If you follow pawn news at all, you’ll know that pawn shops are thriving right now. Opening a pawn shop is not a simple process, but if you’re willing to follow the right steps and if you have or are willing to learn the skills and knowledge it takes to be a pawnbroker now is an exciting time to be part of the pawn industry. Collateral lending in some form can be traced back 3000 years in history. While in recent history the industry has had a rather seedy image, modern pawnbrokers have been working hard to change this image. The economy has been volatile but as a business, a pawn shop doesn’t need a thriving economy to do well. History shows the pawn shop is not going anywhere. It’s an industry that’s experiencing a current boom as well as an industry with proven staying power.
The modern pawn shop offers not only a second-hand retail service for the shopper looking for a good deal, but also, and probably more importantly, a financial service banks cannot provide. It’s important for an aspiring pawnbroker to understand that the bulk of their business will not be reselling goods, but will be in pawn loans. Short-term collateral loans will be your primary function and where you will make most of your money. Customers who have been turned down by banks, only need a small amount of cash or need their cash quickly will be coming to you for their lending needs.
Because you will be loaning money, or operating as a financier, opening a pawn shop takes more than just getting a local business license and having business savvy. You will need to be licensed as a pawnbroker in your state, a process that requires a comprehensive pawn application and supporting documents including verification of your net worth, your credit history, a criminal background clearance and finance related experience. A Money Services Business FinCen Registration is also a must. You will need to learn every federal, state, county and local pawn statute. The pawn industry intersects with many other industries meaning you will need to have or gain knowledge of how to evaluate precious metals, jewelry, electronics, gems, watches, collectibles, firearms and many other items. In addition you will need licenses pertaining to these industries such as a state weights and measurements scale license for evaluating precious metals or if you choose to deal in firearms a federal firearms license.
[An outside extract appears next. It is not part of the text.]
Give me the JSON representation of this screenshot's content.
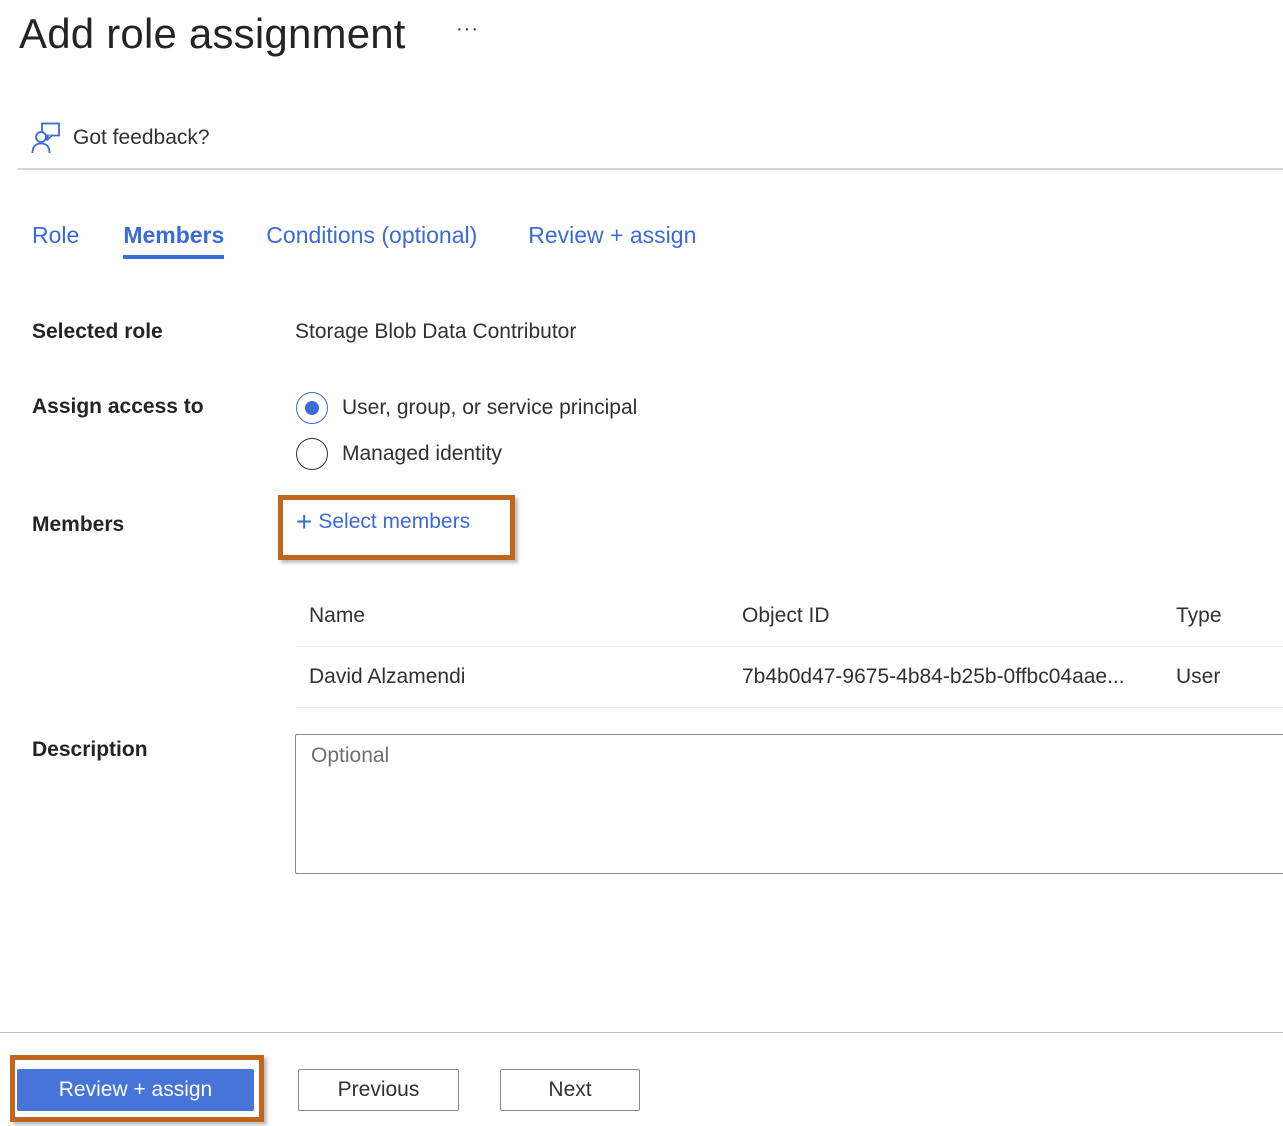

Creating a solid and detailed business plan for your pawn shop is a must. You will need a good accountant and a good banking relationship as a large part of your business plan will include funding. The exact amount of start-up capital needed will vary depending on the scope of your business. The National Pawnbrokers Association estimates that the start-up capital needed just to cover pawn loans in the first year of business is between $75,000 – 150,000. That does not include daily operating costs or the cost of outfitting your pawn shop. The jewelry business and the pawn broking business go hand in hand as lending against gold, jewelry and watches tends to work best. If you choose to go this direction with your business plan, just getting enough jewelry to fill your display cases could cost another $150,000. In addition to adequate funding you will also need to plan for location, security, insurance, good pawn software, business image and many other things.
The pawn shop model may sound simple at first. You make collateral loans and buy and sell second-hand valuables. However, the start-up process is not simple and as successful pawnbrokers will tell you running your pawn shop takes business and industry knowledge and willingness to continue learning. A successful pawnbroker has to be a lender as well as an expert on multiple different industries.